In a departure from its seasons on Netflix, but a return to its first two seasons, this season of Black Mirror has only three episodes. You can look at this a few ways. On one hand, maybe they’re opting for quality over quantity. On the other, maybe they’ve run out of ideas.
Unfortunately, over the course of watching this season, it becomes clear which one of those options is more likely. We begin with “Striking Vipers,” which finds Danny (Anthony Mackie) in kind of a rut. He and wife Theo (Nicole Beharie) have been together since college, but it’s evident that the thrill is a little gone. They haven’t fallen out of love, but there’s a feeling like something is missing. Enter Karl (Yahya Abdul-Mateen II), Danny’s old college friend.

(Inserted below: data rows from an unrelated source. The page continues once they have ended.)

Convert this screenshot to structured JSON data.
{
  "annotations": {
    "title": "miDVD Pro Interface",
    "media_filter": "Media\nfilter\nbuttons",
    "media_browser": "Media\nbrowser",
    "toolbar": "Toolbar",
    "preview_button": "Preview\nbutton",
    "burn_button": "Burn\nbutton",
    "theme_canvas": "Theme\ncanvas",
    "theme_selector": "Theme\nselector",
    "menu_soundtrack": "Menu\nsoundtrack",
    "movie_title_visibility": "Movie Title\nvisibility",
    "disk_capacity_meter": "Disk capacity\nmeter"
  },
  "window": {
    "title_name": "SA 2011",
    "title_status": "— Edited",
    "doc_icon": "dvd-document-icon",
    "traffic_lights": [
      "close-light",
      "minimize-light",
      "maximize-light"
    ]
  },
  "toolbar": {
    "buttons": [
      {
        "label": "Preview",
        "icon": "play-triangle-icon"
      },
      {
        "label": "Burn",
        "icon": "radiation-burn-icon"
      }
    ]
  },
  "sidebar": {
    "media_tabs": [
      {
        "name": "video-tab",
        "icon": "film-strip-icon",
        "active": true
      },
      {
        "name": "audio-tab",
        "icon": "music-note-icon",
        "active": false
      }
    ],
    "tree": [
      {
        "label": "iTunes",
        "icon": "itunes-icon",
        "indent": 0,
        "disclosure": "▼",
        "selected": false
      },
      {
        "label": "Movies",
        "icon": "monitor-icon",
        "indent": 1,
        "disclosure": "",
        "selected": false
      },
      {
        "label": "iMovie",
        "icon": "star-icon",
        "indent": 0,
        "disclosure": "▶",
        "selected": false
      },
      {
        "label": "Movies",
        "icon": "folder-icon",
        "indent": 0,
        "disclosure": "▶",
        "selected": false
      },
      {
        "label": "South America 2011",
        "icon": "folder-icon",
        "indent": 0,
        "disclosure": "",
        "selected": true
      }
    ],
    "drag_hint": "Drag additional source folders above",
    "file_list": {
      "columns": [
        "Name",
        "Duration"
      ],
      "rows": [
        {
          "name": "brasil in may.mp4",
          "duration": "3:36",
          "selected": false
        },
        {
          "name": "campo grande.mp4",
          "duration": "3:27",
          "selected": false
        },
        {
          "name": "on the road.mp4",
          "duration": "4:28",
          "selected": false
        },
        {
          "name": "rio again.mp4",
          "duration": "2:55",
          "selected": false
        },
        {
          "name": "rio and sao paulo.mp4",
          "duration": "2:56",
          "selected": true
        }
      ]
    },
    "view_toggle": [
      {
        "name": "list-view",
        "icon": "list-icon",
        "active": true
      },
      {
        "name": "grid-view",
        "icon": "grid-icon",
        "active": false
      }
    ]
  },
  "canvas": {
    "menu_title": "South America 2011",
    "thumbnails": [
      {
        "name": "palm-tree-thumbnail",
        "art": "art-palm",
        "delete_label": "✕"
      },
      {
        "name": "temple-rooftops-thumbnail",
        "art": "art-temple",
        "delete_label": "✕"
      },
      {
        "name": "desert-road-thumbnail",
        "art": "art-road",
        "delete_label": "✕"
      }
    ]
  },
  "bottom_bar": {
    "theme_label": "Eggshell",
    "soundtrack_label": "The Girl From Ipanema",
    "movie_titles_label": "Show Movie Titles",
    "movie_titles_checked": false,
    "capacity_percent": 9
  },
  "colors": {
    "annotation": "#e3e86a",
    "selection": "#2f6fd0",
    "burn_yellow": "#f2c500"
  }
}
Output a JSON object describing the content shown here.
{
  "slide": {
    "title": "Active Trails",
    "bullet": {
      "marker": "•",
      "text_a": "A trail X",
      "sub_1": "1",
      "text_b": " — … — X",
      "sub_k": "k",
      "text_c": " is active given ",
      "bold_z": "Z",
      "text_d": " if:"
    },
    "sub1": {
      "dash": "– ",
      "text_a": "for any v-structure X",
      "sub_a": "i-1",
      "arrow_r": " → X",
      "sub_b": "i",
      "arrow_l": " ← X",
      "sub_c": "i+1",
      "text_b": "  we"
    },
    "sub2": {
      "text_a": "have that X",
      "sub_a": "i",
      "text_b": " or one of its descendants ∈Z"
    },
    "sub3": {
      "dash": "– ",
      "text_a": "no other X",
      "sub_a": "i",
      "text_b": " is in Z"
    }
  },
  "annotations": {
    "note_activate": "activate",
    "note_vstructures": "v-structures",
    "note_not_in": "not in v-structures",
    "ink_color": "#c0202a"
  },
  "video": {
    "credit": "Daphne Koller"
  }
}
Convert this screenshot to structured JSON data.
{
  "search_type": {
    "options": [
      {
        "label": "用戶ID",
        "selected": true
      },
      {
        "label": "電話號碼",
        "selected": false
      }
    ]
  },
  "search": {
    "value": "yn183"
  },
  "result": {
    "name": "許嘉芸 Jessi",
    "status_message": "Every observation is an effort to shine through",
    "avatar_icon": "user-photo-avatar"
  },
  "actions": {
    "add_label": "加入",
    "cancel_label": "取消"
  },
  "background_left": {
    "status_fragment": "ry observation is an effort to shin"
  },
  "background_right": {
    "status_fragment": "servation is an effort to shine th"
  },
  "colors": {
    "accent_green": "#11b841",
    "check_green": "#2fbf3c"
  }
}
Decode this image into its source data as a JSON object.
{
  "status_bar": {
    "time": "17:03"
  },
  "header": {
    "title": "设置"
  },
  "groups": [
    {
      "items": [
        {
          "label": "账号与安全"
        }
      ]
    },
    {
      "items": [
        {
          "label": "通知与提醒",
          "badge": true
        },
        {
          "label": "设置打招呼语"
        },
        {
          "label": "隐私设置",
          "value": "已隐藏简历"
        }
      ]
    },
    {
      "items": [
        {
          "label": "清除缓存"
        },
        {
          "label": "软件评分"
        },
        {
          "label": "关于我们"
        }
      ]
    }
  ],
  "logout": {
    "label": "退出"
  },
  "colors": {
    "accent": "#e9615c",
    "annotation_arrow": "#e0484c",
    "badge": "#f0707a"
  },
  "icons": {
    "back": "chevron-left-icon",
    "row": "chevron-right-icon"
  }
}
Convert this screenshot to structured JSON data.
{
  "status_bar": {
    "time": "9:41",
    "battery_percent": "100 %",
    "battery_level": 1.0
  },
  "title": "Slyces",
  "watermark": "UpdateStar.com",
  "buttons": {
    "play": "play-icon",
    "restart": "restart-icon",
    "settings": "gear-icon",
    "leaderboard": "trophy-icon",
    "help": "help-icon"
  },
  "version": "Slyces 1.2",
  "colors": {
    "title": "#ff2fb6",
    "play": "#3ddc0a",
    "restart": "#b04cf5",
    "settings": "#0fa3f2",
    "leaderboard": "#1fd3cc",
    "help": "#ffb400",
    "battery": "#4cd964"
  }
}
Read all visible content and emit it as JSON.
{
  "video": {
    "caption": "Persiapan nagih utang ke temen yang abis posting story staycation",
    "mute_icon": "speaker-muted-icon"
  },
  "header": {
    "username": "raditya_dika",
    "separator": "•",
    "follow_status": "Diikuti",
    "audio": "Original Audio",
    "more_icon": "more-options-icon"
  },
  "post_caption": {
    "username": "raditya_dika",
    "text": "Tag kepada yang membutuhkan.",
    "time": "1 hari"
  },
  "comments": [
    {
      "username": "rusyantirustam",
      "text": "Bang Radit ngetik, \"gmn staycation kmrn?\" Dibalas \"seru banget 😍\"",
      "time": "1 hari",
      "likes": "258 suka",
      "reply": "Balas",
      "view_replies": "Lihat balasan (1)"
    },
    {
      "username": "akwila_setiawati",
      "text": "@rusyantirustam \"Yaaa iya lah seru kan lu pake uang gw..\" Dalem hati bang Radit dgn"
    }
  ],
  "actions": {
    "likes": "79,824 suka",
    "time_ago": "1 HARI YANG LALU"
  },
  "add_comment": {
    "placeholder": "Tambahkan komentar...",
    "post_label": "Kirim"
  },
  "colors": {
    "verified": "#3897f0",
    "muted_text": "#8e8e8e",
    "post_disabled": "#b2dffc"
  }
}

Karl gives Danny an updated version of their old favorite fighting game Striking Vipers. While the version they played in college was a basic two-player fighting game like Street Fighter, the new edition adds a virtual reality component. Like many a Black Mirror character before them, they submit to the technology, affixing a whatzit to their foreheads that allows them to feel everything their characters do. And this will take them and their friendship in directions they, at least, never expected.
While it’s possible to read a lot into the episode–The Root had a take I found interesting–for me, that’s the problem. You have to read these things into it. The episode never delves into them in a meaningful way. The topics it brings up, like sexuality within a virtual environment, are handled superficially. It may remind some viewers of the stand-out episode “San Junipero,” but it has only an echo of that episode’s depth.
The same issue persists in the second episode “Smithereens.” While this one, about Chris (Andrew Scott), a grief-stricken rideshare driver, is buoyed by great performances, including by Scott, Damson Idris, and Topher Grace, there’s no there there. Chris puts forth all this effort to get in touch with tech mogul Billy Bauer (Grace), but the end result is kind of like the quip from The Dark Knight’s Joker: “I wouldn’t know what to do with one if I caught it.”
As with “Striking Vipers,” there are interesting ideas here–I thought the “God mode” was going to go somewhere else, especially with Grace depicted as a Christ-looking figure in the desert–but they’re never fully explored. How much responsibility does Bauer have? How much does Chris? The show raises these questions but doesn’t care to look further. And when it comes to an ending, the show flinches rather than commit.
By the time the season got to its final episode, “Rachel, Jack and Ashley Too,” I was running out of ways to say the same thing, so I just surrendered. Featuring Miley Cyrus as Ashley O, a pop star whose aggressively positive image masks her desperate unhappiness–AHEM–this episode plays like a demented Disney movie. And you know what? Fine. Yeah, plot details borrow from “Be Right Back.” Fine.
There are still clever elements to be found here–Ashley’s biggest hit is a poppy reworking of Nine Inch Nails’s “Head Like a Hole,” for example–and the future Ashley’s auntager (Susan Pourfar) envisions for the young singer’s career isn’t really that far off. And sure, if you look closer, some things won’t add up. If you’ve ever waded into “stan” culture, for instance, 15-year-old Ashley superfan Rachel (Angourie Rice)’s devotion won’t seem surprising. A girl her age wanting a doll-like Ashley Too might, though. But in the overall picture, looking at these episodes as a whole, it’s trifling stuff.
On that note, looking over the episodes as a whole, it strikes me that they all have happy or happyish endings. Maybe that’s one of the reasons this season feels unbalanced. It wouldn’t too bad to look toward hope, though. Black Mirror has overwhelmingly been the show that depicted the worst-case-scenario outcomes of our lives with technology. But in a world where technology has already affected in terrifying ways, how much scarier can it get?
6/10 – What is the point of these episodes? What is it they’re trying to say? They offer up fun ideas but fail to really examine them every time. Whether it’s lack of inspiration or just Bandersnatch-related fatigue, this abbreviated (for Netflix) season isn’t as impressive as past ones.